“A Career for Life” Cheri-Leigh Fowlow


When I was a student in elementary school, I was given an assignment to do a book report and present it to the class on two occasions: once in English, and once in French. Admiring Helen Keller and how she overcame extraordinary adversity, I decided for both assignments to do my presentation on Helen Keller's The Story of my Life. As a student, I never imagined that those book reports were foreshadowing things to come. Fast forward about thirty-five years and you’ll find me, an Intervenor who has been working in the field for going on twenty years. 

In 1997 I enrolled in the English – American Sign Language Interpreter Program at George Brown College. Prior to that, I was a volunteer with CNIB Deafblind Services in London. I loved it! I remember thinking at the time that this was going to be a life-changing opportunity for me….I was right! Even throughout my studies I knew that the language and interpreting skills I was learning in the interpreting program would be used to follow my aspirations of becoming an Intervenor.

Since I was first introduced to what was then referred to as "intervention," there has been a significant shift towards more professionalism. This is evident in the work and recommendations of the Intervenor Services Human Resource Strategy. One of the suggestions brought forth by the Education and Training sub-committee is the revision of the Code of Ethics. As society has changed over time, so too has Intervenor Services changed. Together with a Self-Reflection Guide, and a Handbook for Implementation, the new Code of Ethics and Guidelines for Ethical Conduct serves to update and provide clarification on what is expected of Intervenors, today. For example, there is a greater focus on understanding the impact of dual relationships and why it is important to maintain professional boundaries. In the past, it was acceptable, and perhaps even appropriate, to form friendships with clients, socialize with them outside of work, and invite them to our homes. Now, however, these behaviours are deemed as unprofessional and are therefore discouraged.  The field of Intervenor Services has developed from a "job" into a profession with more clearly defined parameters around the role of an Intervenor, parameters that delineate what is deemed proper and what is not.

Serving on the Code of Ethics Review Committee was a wonderful opportunity for me, allowing me to work alongside clients and colleagues across the sector, pooling our experiences and thoughts to create a document that aims to improve both the methods by which Intervenors provide services and, in turn, the confidence that clients may have in receiving them.

Participating on the Code of Ethics Review Committee has been a key highlight of many in my career.
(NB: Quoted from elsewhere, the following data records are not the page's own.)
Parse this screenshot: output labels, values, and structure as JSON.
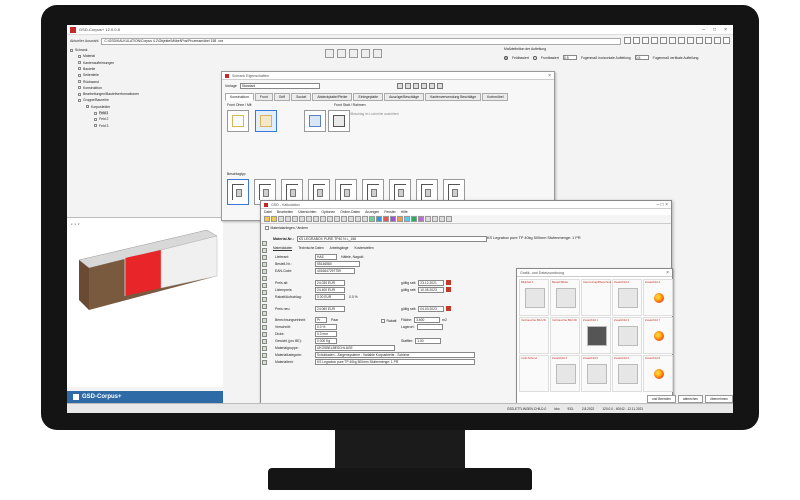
{
  "window": {
    "title": "GSD-Corpus+ 12.0.0.8"
  },
  "pathbar": {
    "label": "Aktueller Auswahl",
    "value": "C:\\GSD\\KALKULATION\\Corpus 4.2\\Objekte\\Möbel\\Pos\\Prozessmöbel 158 .xxx"
  },
  "right_panel": {
    "title": "Maßdefinition der Aufteilung",
    "option1": "Feldbasiert",
    "option2": "Frontbasiert",
    "value1": "0.5",
    "text1": "Fugenmaß horizontale Aufteilung",
    "value2": "0.5",
    "text2": "Fugenmaß vertikale Aufteilung"
  },
  "tree": {
    "items": [
      {
        "label": "Schrank",
        "level": 0
      },
      {
        "label": "Material",
        "level": 1
      },
      {
        "label": "Kantenaufleimungen",
        "level": 1
      },
      {
        "label": "Bauteile",
        "level": 1
      },
      {
        "label": "Seitenteile",
        "level": 1
      },
      {
        "label": "Rückwand",
        "level": 1
      },
      {
        "label": "Konstruktion",
        "level": 1
      },
      {
        "label": "Bearbeitungen/Bauteilverformationen",
        "level": 1
      },
      {
        "label": "Gruppe/Baureihe",
        "level": 1
      },
      {
        "label": "Korpusfelder",
        "level": 2
      },
      {
        "label": "Feld 1",
        "level": 3,
        "selected": true
      },
      {
        "label": "Feld 2",
        "level": 3
      },
      {
        "label": "Feld 3",
        "level": 3
      }
    ]
  },
  "axes": [
    "x",
    "y",
    "z"
  ],
  "schrank_dialog": {
    "title": "Schrank Eigenschaften",
    "vorlage_label": "Vorlage",
    "vorlage_value": "Standard",
    "tabs": [
      "Konstruktion",
      "Front",
      "Griff",
      "Sockel",
      "Abdeckplatte/Pfeiler",
      "Einlegeplatte",
      "Auszüge/Beschläge",
      "Kantenverwendung Beschläge",
      "Korbmöbel"
    ],
    "section_front": "Front Ohne / Mit",
    "section_feld": "Front Statt / Rahmen",
    "checkbox_label": "Auszug/Beschlag im Lochreihe ausrichten",
    "section_beschlag": "Beschlagtyp"
  },
  "kalk": {
    "title": "GSD - Kalkulation",
    "menu": [
      "Datei",
      "Bearbeiten",
      "Übersichten",
      "Optionen",
      "Online-Daten",
      "Anzeigen",
      "Fenster",
      "Hilfe"
    ],
    "subtitle": "Materialanlegen / ändern",
    "materialnr_label": "Material-Nr.:",
    "materialnr_value": "KS LEGRABOX PURE TP40 N L_158",
    "right_title": "KS Legrabox pure TP 40kg 500mm Stufenmenge: 1 PR",
    "subtabs": [
      "Materialdaten",
      "Technische Daten",
      "Arbeitsgänge",
      "Kostenstellen"
    ],
    "fields": [
      {
        "label": "Lieferant:",
        "value": "HAE",
        "extra": "Häfele, Nagold"
      },
      {
        "label": "Bestell-Nr.:",
        "value": "55146580"
      },
      {
        "label": "EAN-Code:",
        "value": "4016647297759"
      },
      {
        "label": "Preis alt:",
        "value": "24.030 EUR"
      },
      {
        "label": "Listenpreis:",
        "value": "24.400 EUR"
      },
      {
        "label": "Rabatt/Aufschlag:",
        "value": "0.00 EUR",
        "extra": "0.0 %"
      },
      {
        "label": "Preis neu:",
        "value": "24.060 EUR"
      },
      {
        "label": "Berechnungseinheit:",
        "value": "Pr",
        "extra": "Paar"
      },
      {
        "label": "Verschnitt:",
        "value": "0.0 %"
      },
      {
        "label": "Dicke:",
        "value": "0.0 mm"
      },
      {
        "label": "Gewicht (pro BE):",
        "value": "0.000 Kg"
      },
      {
        "label": "Materialgruppe:",
        "value": "UKOSBELBESCHLÄGE"
      },
      {
        "label": "Materialkategorie:",
        "value": "Schubladen - Zargensysteme - Variable Korpusbreite - Schiene"
      },
      {
        "label": "Materialtext:",
        "value": "KS Legrabox pure TP 40kg 500mm Stufenmenge: 1 PR"
      }
    ],
    "right_fields": [
      {
        "label": "gültig seit:",
        "value": "23.12.2021"
      },
      {
        "label": "gültig seit:",
        "value": "10.05.2023"
      },
      {
        "label": "gültig seit:",
        "value": "04.03.2023"
      },
      {
        "label": "Fläche:",
        "value": "3.600",
        "unit": "m2"
      },
      {
        "label": "Lagerort:",
        "value": ""
      },
      {
        "label": "Stafflim:",
        "value": "1.00"
      }
    ],
    "rabatt_check": "Rabatt",
    "footer": "©2018 GSD Softwarecenter GmbH"
  },
  "bilder": {
    "title": "Grafik- und Dateizuordnung",
    "cells": [
      {
        "label": "Bildpfad 1",
        "pic": "drawer-rail"
      },
      {
        "label": "Bestell Bilder",
        "pic": "drawer-rail"
      },
      {
        "label": "Internetzugriffbeschreib.",
        "pic": "empty"
      },
      {
        "label": "Zusatzbild 2",
        "pic": "drawer-part"
      },
      {
        "label": "Zusatzbild 4",
        "pic": "firefox"
      },
      {
        "label": "Verbrauchte Bild 2D",
        "pic": "empty"
      },
      {
        "label": "Verbrauchte Bild 3D",
        "pic": "empty"
      },
      {
        "label": "Zusatzbild 1",
        "pic": "drawer-box"
      },
      {
        "label": "Zusatzbild 3",
        "pic": "drawer-part"
      },
      {
        "label": "Zusatzbild 7",
        "pic": "firefox"
      },
      {
        "label": "CAD-Schmel",
        "pic": "empty"
      },
      {
        "label": "Zusatzbild 4",
        "pic": "drawer-rail"
      },
      {
        "label": "Zusatzbild 5",
        "pic": "drawer-part"
      },
      {
        "label": "Zusatzbild 6",
        "pic": "drawer-part"
      },
      {
        "label": "Zusatzbild 8",
        "pic": "firefox"
      }
    ]
  },
  "logo": "GSD-Corpus+",
  "statusbar": [
    "GSD-ETTLINGEN-CHILD-0",
    "kbo",
    "933-",
    "2.8.2022",
    "120.0.0 - 40042 - 12.11.2021"
  ],
  "bottom_buttons": [
    "und Beenden",
    "abbrechen",
    "übernehmen"
  ]
}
Trying to pin down one profound experience is difficult, if not impossible. I've been very fortunate to have been afforded many opportunities to attend training workshops, be involved with committees, and give presentations about deafblindness; however, I believe it is through the everyday provision of services and the ordinary interactions with people who are deafblind where I have made the most impact in the lives of the people with whom I interact professionally. It is what most people would consider to be the "small stuff" that I think matters the most. For example, recently a client has begun attending a weekly Games Night at the CNIB Hub. Until then, this client spent much of her time at home alone, very rarely interacting with others who are deafblind. Now, instead, she looks forward to Tuesday nights when she can play Jenga at the Hub, laughing throughout the evening and chatting with everyone. Afterwards, on the drive home, she talks about how much fun she has had and how she is looking forward to returning. To me, that is what Intervenor Services is all about: inclusion, making it possible for people who are deafblind to access events in their communities, bridging gaps, and making connections with others. While it might seem insignificant to some people, Games Night has not only opened a whole new social circle for this client, but it has also improved her confidence in other social settings.

I consider myself fortunate to work as an Intervenor; this profession affords me the opportunity to work with amazing teams, enhance the lives of people who are deafblind, and to learn unique skills. There is always room for growth and a never-ending opportunity to make a difference. Not only do Intervenors enrich the lives of people who are deafblind, but equally, people who are deafblind enrich the lives of people who are Intervenors.